The police will be tough on minors who have been drinking and driving.
Arrested teens may:
– Lose their license for 30 to 90 days.
– Pay up to $250 in fines.
– Perform up to 45 days of community service.
– Have four points added to their driving record.
– Pay as much as $4,000 in attorney fees.
– Be subjected to increased insurance, which can add up to three times the current auto insurance premium for a three year period.
In Wisconsin, drivers under 21 also must maintain absolute sobriety.
For drivers under age 21, Wisconsin Act 317 has increased the penalty to violating the absolute sobriety law to $375.
Violators also are assessed four demerit points on their driving records and have their license suspended for 90 days.
Those demerit points are especially painful when paying teen-age auto insurance rates.
Adults play key role in preventing underage drinking.
Parents are a child’s most influential teacher.
“Parents are encouraged to talk to their child about evening plans and know how to get in contact with him/her,” Trooper Basanese said. “Parents should confirm details of parties with other adults, making sure alcohol will not be present at any gathering their child will be attending. Keep pertinent phone numbers and addresses on hand for any location their child is visiting and arrange for safe transportation.”
Additionally, parents who choose to drink need to serve as positive role models by drinking sensibly and in moderation so that when their teenagers are of legal drinking age they know what is appropriate and responsible behavior.
When was the last time you talked to your kids about alcohol?
It isn’t something that can simply be left to the schools or churches to handle.
It is only when parents take an active role in discouraging alcohol usage that real progress can be made.

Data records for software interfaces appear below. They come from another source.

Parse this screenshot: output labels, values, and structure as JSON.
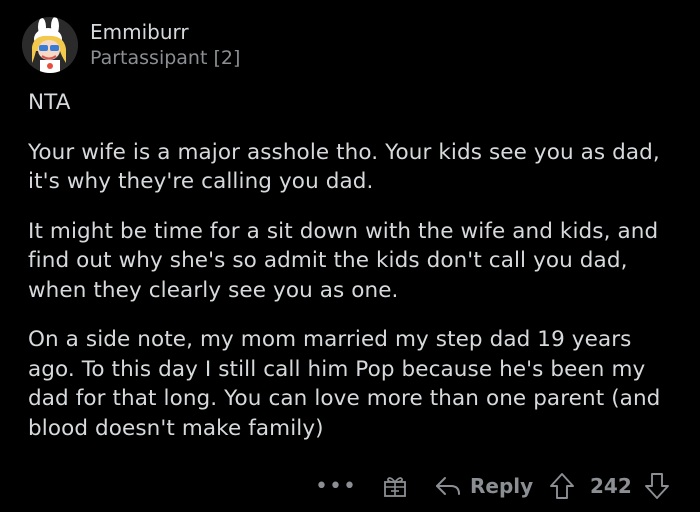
{
  "comment": {
    "author": "Emmiburr",
    "flair": "Partassipant [2]",
    "paragraphs": [
      "NTA",
      "Your wife is a major asshole tho. Your kids see you as dad, it's why they're calling you dad.",
      "It might be time for a sit down with the wife and kids, and find out why she's so admit the kids don't call you dad, when they clearly see you as one.",
      "On a side note, my mom married my step dad 19 years ago. To this day I still call him Pop because he's been my dad for that long. You can love more than one parent (and blood doesn't make family)"
    ]
  },
  "actions": {
    "more_label": "•••",
    "reply_label": "Reply",
    "score": "242",
    "icons": {
      "more": "more-options-icon",
      "award": "gift-award-icon",
      "reply": "reply-arrow-icon",
      "upvote": "upvote-arrow-icon",
      "downvote": "downvote-arrow-icon"
    }
  },
  "colors": {
    "background": "#000000",
    "text": "#d7dadc",
    "muted": "#8b8f93"
  }
}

And a bad example on the parents’ part can undermine previously-learned lessons very quickly.